Wednesday, February 24, 2016

Process Wednesday: cameras in process chemistry?

Thanks to Jyllian, I am reminded that Organic Process Research and Development has come out with its occasional (and wonderful) "Safety Notables" article [1]. Here's an interesting summary of an unusual set of experiments from a not-typical sector of research:
DSC Analysis of Liquid Sodium-Silica Reaction. 
Sodium-cooled fast reactors, used in the nuclear power industry, are typically built with steel-lined concrete. In the case of a structural failure, the liquid sodium coolant could potentially leak out and react with the concrete. This article (J. Therm. Anal. Calorim. 2015, 121, 45) looks at kinetic studies performed on the reaction of sodium with silica (SiO2) using differential scanning calorimetry. Samples of the reaction were run in open stainless-steel crucibles at different heating rates using a DSC within an argon glovebox. From the DSC data, five reaction stages were separated out using statistical deconvolution, and kinetic  parameters were calculated using the Kissinger and Ozawa methods. An interesting point about the experimental setup was the use of a videoscope with an optical fiber cable inserted into the sample crucible for viewing the sample as the reaction progresses. This allowed for a better understanding and characterization of the different reaction stages.
Certainly something I had not considered (that hot sodium and concrete could react), although it certainly seems reasonable.

It's also interesting to me that the article talks about using a "videoscope" to view the sample as the reaction progresses. I am intrigued by the possibility of sticking cameras in places we don't typically see them, i.e. inside a lab reactor or a plant reactor. I haven't heard about too many places where people are doing that, though - readers?

1. Brown, D.B.; Ironside, M.D.; Shaw, S.M. "Safety Notables: Information from the Literature." Org. Process. Res. Dev. DOI: 10.1021/acs.oprd.6b00013


  1. I remember that Ley had a recent paper where he uses his flow system connected to web cameras so that one can run everything remotely via internet.
    Great for lab work, just sit in the pub with a beer and watch your starting materials go in one end and product spitting out the other straight into the NMR or the Fujita sponge X-ray. Perhaps it will even write the publication for you?
    So all you need is a trained dummy to replenish the system.

  2. A turbidity probe is essentially a camera.

    A camera that points down into the reactor could be useful for the type of thing you might peer through the manhole to check (is it clear or soupy, did it change color?) but I would imagine they would get gunked up pretty well with solvent condensation or possibly chunks of solid if you're agitating a slurry.

  3. The obvious example for a process chemist is an inline microscope, such as Mettler's PVM.

  4. I use - err, used, before I got laid off - IP/network cameras to monitor reactions when out of the lab, at home, etc. I've trained them on temperature and pressure gauges, refluxing reactions, etc. They simply plug into an ethernet port and then you log into them remotely.
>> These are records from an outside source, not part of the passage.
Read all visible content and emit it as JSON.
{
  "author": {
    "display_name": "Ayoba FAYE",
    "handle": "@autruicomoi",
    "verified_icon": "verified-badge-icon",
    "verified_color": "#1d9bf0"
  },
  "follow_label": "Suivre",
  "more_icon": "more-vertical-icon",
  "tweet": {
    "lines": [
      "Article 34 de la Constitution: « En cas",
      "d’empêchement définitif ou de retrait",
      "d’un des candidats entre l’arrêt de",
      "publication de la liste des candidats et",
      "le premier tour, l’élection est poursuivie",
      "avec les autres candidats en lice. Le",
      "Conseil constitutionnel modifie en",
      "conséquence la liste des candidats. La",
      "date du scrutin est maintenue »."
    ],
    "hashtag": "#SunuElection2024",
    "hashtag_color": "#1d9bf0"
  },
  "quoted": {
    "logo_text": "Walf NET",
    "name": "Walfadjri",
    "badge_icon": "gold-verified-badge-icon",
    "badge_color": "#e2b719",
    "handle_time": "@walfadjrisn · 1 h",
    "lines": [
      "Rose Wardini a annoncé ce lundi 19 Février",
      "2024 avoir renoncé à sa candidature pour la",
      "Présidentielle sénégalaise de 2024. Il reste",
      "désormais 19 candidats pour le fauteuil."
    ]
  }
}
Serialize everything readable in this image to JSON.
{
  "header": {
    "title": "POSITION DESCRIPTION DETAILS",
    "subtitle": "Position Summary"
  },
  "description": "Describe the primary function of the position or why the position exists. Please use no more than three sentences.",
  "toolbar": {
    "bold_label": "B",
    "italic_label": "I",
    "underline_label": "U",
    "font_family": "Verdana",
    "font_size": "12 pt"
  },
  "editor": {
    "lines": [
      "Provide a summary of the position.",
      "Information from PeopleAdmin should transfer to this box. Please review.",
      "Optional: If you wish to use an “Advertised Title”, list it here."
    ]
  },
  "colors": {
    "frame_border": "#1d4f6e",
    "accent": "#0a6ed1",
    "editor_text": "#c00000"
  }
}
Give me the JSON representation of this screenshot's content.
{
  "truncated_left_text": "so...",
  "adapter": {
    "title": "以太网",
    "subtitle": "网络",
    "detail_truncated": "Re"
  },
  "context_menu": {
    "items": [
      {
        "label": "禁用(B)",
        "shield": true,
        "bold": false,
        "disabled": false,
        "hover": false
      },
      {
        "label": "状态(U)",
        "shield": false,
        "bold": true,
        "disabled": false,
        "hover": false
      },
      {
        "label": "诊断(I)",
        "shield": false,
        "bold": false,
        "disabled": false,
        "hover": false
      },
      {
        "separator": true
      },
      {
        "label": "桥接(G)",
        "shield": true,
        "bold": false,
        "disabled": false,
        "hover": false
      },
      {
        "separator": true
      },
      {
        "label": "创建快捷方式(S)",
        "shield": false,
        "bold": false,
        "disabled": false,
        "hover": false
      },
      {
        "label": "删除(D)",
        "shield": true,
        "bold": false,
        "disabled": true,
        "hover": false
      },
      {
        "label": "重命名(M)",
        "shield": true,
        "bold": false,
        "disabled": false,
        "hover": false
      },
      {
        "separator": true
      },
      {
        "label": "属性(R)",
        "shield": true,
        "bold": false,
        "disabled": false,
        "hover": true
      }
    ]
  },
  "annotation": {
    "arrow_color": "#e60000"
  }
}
I've even used them to collect kinetic data when I didn't have any other way to data log, just have it capture still photos at a designated timing.

  5. Have not really encountered cameras inside chemical reactors possibly due to harsh conditions but have seen security cameras in plants as remote monitors for dangerous operations (however wondered if in practice where something went wrong about all having watchers would do would guide recovery rather than rescue).

    On the other hand a good many of the Drug Product compounding vessels I have seen have built in video or ports to attach video lines, supposed to help confirm dissolutions but also effective in impressing clients (admittedly I found cool to watch my APIs go into solution).

  6. Off topic but the great Mean Gene Okerlund would always refer to the camera as a videoscope too

  7. @Anon 9:33 pm: I encountered just what you noted. The operators were trying to get pressure on a 10 cubic reactor in order to do a transfer. No pressure increase could be noted on the schematic on the screen, I looked at the camera and saw a fountain of reaction mixture venting out of a port. They were so intent on looking at the instruments the camera went entirely unnoticed. Well the clean up of the safety box took quite some time, not to mention disposal and doing the whole batch again (this time without yellow fountains).

  8. Some years ago I put together a setup with a glass 1L reactor, a fast camera with a telecentric lens, and a focused light source. I was following an idea published from Schering-Plough on observation of crystallization. The key was finding a glassblower who could fit an optical window in a jacketed 1L vessel.

    A few months later a group (from ETH?) published a setup with a borescope baffle to record the moment of the first crystal appearance.